test measures the latency of each request. Because these drives have
write-behind caching enabled, a write’s actual completion time is not
measured accurately, resulting in a write throughput (~7 MB/s) that
appears to exceed the read throughput (~5 MB/s). To evaluate object
access performance, the prototype was modified to serve NASD requests
from a user-level process on the same machine (without the use of RPC)
and compared that to the performance of the local filesystem. Figure
1 also shows apparent throughput as a function of request size with
NASD and FFS being roughly comparable. The principle differences here
are that NASD is better tuned for disk access (~5 MB/s versus ~2.5 MB/s
on reads that miss in the cache), while FFS is better tuned for cache
accesses (fewer copies give it ~48 MB/s versus ~40 MB/s on reads
that hit in the memory cache).
Figure 2 demonstrates the bandwidth scalability of the NASD prototype
as it meets requests from cache. In this experiment there are 13 NASD
drives, each linked by OC-3 ATM to 10 client machines, (DEC AlphaStation
255s: 233 MHz, 128 MB, Digital UNIX 3.2g). Each client issues a series
of sequential 2 MB read requests striped across four NASDs. From Figure
1, we know that each NASD can deliver 32 MB/s from its cache to the
RPC protocol stack. However, DCE RPC cannot push more than 80 Mb/s through
a 155 Mb/s ATM link before the receiving client saturates.
Using our prototype drive software as a baseline, we can estimate the computational power needed in a drive microcontroller to support the basic NASD functions. Code paths of read and write operation measurements are reported in the Total Instructions columns of Table 1. For the one byte requests, our measurements show that the prototype consumes 2.2 cycles per instruction (CPI). There are many reasons why using these numbers to predict drive performance is approximate:
However, these numbers are still useful for broadly addressing the question of implementing NASD in a drive ASIC. Table 1 shows that a 200 MHz version of our prototype should take 0.4-0.5 msecs for a small request, 70-90% of which is spent in the communications codepath. For 64 KB requests, we estimate 2.5-3.0 msec would be used with 90-97% of the work in communications. For comparison, we examined a Seagate Barracuda drive executing sequential reads. Because this is the most important operation for current drives, a large fraction of each operation is directly handled in hardware. For single sector reads the Barracuda takes only 0.3 msecs and for 64 KB reads it takes only 2.2 msecs.

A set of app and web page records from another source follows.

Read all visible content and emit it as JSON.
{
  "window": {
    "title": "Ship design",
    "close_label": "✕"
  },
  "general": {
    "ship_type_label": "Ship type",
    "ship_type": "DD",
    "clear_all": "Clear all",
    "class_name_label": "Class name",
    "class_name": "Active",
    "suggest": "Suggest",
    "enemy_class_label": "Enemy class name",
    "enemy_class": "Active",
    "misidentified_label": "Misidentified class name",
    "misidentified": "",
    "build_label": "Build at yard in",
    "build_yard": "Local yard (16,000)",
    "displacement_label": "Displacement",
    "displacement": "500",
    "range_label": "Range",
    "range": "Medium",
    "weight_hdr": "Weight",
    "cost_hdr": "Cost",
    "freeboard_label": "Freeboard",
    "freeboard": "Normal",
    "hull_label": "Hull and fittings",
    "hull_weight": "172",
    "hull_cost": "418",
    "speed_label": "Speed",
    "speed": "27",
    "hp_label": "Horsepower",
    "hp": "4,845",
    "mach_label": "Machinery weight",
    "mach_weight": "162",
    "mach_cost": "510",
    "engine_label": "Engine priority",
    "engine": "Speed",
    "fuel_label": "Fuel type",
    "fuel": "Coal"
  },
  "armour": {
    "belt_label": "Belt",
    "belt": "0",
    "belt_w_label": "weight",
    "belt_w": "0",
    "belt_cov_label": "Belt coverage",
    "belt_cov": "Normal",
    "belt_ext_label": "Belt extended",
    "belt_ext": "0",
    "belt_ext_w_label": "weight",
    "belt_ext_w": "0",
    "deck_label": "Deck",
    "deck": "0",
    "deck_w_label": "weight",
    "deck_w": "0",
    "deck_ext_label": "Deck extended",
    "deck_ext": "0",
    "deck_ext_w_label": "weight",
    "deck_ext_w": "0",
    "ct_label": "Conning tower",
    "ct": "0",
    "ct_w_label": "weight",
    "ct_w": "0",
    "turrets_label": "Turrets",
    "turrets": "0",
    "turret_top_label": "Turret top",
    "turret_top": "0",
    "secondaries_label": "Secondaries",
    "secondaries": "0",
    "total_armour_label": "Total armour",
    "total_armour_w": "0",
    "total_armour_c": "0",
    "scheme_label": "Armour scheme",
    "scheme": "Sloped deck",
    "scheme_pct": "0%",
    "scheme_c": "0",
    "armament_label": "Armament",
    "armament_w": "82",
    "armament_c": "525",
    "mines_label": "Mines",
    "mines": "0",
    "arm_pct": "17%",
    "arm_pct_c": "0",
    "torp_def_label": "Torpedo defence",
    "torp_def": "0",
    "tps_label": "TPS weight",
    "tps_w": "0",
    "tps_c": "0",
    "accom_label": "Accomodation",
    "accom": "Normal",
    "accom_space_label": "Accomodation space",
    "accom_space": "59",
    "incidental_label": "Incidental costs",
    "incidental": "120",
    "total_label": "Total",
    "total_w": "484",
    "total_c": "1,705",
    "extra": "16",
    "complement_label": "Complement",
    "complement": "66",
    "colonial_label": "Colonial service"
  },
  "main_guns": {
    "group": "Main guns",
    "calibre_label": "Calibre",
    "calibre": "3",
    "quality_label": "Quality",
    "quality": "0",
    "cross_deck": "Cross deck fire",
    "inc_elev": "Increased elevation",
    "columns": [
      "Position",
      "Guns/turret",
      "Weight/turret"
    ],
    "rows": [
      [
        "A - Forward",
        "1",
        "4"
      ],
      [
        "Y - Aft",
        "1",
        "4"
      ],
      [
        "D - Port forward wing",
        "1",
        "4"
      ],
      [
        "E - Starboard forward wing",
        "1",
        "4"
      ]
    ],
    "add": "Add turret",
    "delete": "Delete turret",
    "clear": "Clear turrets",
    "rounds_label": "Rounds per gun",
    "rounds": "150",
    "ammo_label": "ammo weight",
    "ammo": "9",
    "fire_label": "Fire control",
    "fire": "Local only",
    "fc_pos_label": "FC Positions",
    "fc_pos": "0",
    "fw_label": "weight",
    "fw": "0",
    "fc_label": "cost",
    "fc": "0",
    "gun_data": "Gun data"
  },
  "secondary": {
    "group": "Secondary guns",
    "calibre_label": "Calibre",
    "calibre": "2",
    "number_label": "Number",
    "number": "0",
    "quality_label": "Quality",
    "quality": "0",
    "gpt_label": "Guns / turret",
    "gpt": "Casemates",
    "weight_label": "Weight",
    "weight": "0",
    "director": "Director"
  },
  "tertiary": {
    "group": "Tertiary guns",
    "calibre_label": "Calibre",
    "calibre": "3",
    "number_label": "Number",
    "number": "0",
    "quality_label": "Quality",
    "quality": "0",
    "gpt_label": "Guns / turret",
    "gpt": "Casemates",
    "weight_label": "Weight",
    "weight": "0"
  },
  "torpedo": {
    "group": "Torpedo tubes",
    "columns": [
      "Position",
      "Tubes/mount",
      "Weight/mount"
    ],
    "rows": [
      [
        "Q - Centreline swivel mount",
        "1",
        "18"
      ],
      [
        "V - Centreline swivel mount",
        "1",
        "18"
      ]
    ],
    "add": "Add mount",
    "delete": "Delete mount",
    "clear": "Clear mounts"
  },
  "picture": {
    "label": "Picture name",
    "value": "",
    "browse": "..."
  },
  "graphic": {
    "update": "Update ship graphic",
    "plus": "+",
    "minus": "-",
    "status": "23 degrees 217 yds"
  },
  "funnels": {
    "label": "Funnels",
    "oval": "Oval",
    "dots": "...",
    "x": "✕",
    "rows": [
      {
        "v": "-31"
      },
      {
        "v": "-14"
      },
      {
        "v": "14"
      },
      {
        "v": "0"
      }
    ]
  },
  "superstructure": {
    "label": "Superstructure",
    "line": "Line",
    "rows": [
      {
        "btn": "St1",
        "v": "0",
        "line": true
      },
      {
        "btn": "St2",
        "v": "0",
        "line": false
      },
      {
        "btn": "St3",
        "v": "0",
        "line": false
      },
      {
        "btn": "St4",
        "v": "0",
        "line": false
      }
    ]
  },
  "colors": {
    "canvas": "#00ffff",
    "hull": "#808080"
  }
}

We conclude that NASD control is not necessarily too expensive but
that workstation-class implementations of communications certainly are.
|Operation||Total Instructions / % Communications||Operation Time (msec)

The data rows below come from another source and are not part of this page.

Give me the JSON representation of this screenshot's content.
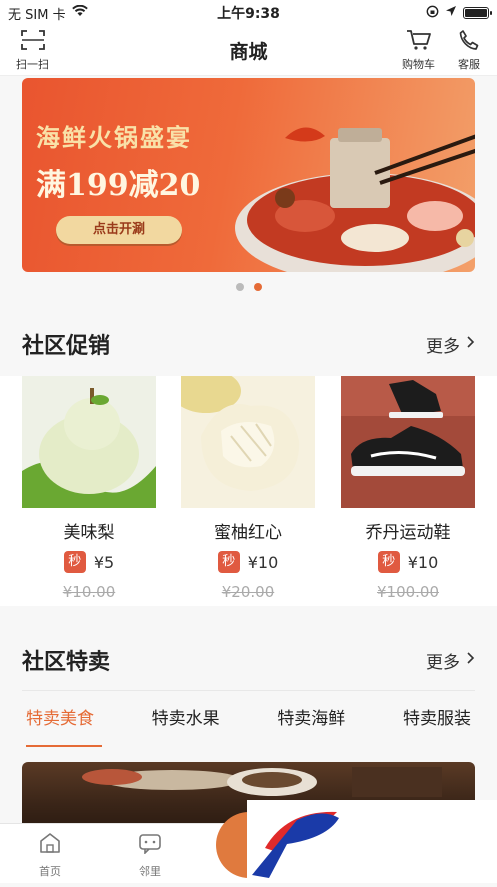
{
  "status": {
    "carrier": "无 SIM 卡",
    "time": "上午9:38"
  },
  "nav": {
    "scan_label": "扫一扫",
    "title": "商城",
    "cart_label": "购物车",
    "service_label": "客服"
  },
  "banner": {
    "title": "海鲜火锅盛宴",
    "subtitle": "满199减20",
    "button": "点击开涮",
    "slide_count": 2,
    "active_slide": 2
  },
  "promo_section": {
    "title": "社区促销",
    "more": "更多",
    "items": [
      {
        "name": "美味梨",
        "badge": "秒",
        "price": "¥5",
        "original_price": "¥10.00"
      },
      {
        "name": "蜜柚红心",
        "badge": "秒",
        "price": "¥10",
        "original_price": "¥20.00"
      },
      {
        "name": "乔丹运动鞋",
        "badge": "秒",
        "price": "¥10",
        "original_price": "¥100.00"
      }
    ]
  },
  "special_section": {
    "title": "社区特卖",
    "more": "更多",
    "tabs": [
      "特卖美食",
      "特卖水果",
      "特卖海鲜",
      "特卖服装"
    ],
    "active_tab": 0
  },
  "tabbar": {
    "items": [
      {
        "label": "首页",
        "icon": "home-icon"
      },
      {
        "label": "邻里",
        "icon": "chat-icon"
      }
    ]
  },
  "colors": {
    "accent": "#e56b36",
    "badge": "#e05a40"
  }
}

(@ 200 MHz, CPI=2.2)
|Request Size||1 B||8 KB||64 KB||512 KB||1 B||8 KB||64 KB||512 KB|
|read - cold cache||46k||70||67k||79||247k||90||1488k||92||0.51||0.74||2.7||16.4|

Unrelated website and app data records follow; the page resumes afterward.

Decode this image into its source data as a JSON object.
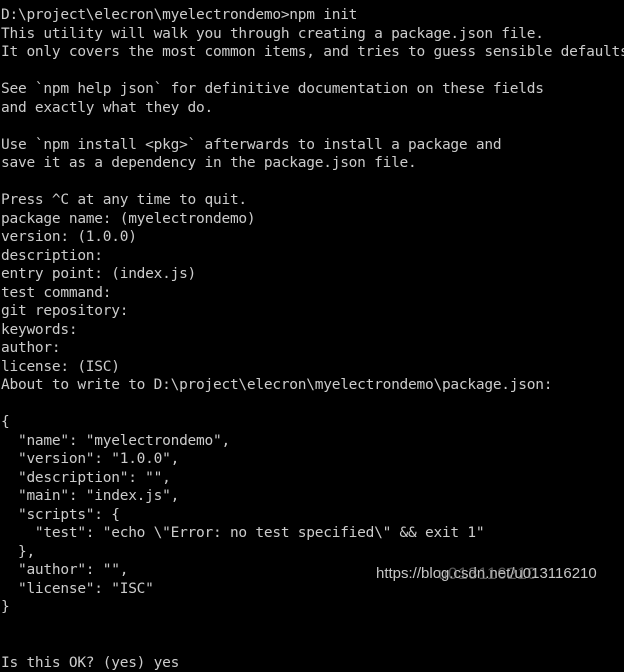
{
  "terminal": {
    "background_color": "#000000",
    "text_color": "#cccccc",
    "lines": [
      "D:\\project\\elecron\\myelectrondemo>npm init",
      "This utility will walk you through creating a package.json file.",
      "It only covers the most common items, and tries to guess sensible defaults.",
      "",
      "See `npm help json` for definitive documentation on these fields",
      "and exactly what they do.",
      "",
      "Use `npm install <pkg>` afterwards to install a package and",
      "save it as a dependency in the package.json file.",
      "",
      "Press ^C at any time to quit.",
      "package name: (myelectrondemo)",
      "version: (1.0.0)",
      "description:",
      "entry point: (index.js)",
      "test command:",
      "git repository:",
      "keywords:",
      "author:",
      "license: (ISC)",
      "About to write to D:\\project\\elecron\\myelectrondemo\\package.json:",
      "",
      "{",
      "  \"name\": \"myelectrondemo\",",
      "  \"version\": \"1.0.0\",",
      "  \"description\": \"\",",
      "  \"main\": \"index.js\",",
      "  \"scripts\": {",
      "    \"test\": \"echo \\\"Error: no test specified\\\" && exit 1\"",
      "  },",
      "  \"author\": \"\",",
      "  \"license\": \"ISC\"",
      "}",
      "",
      "",
      "Is this OK? (yes) yes"
    ]
  },
  "watermark": {
    "url": "https://blog.csdn.net/u013116210",
    "ghost_text": "u013116210",
    "color": "#d8d8d8"
  }
}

|read - warm cache||38k||92||57k||94||224k||97||1410k||97||0.42||0..63||2.5||15.6|
|write - cold cache||43k||73||71k||82||269k||92||1947k||96||0.47||0.78||3.0||21.3|
|write - warm cache||37k||92||57k||94||253k||97||1871k||97||0.41||0.64||2.8||20.4|
Table 1: Measured cost and estimated performance of read and write requests. The instruction counts and distribution were obtained by instrumenting our prototype with ATOM and using the Alpha on-chip counters. The values shown are the total number of instructions required to service a particular request size and include all communications (DCE RPC, UDP/IP) and NASD code including kernel work done on their behalf. The measured number of cycles per instruction (CPI) for 1-byte requests was 2.2. The second set of columns use these instruction counts to estimate the duration of each operation on a 200 MHz processor, assuming a CPI of 2.2 for all instructions. For comparison purposes, we experimented with a Seagate Barracuda (ST 34371W). This drive is able to read the next sequential sector from its cache in 0.30 msec and read a random single sector from the media in 9.4 msec. With 64 KB requests, it reads from cache in 2.2 msec and from the media, at a random location, in 11.1 msec. “Write - warm cache” means that the needed metadata is in the cache before the operation starts.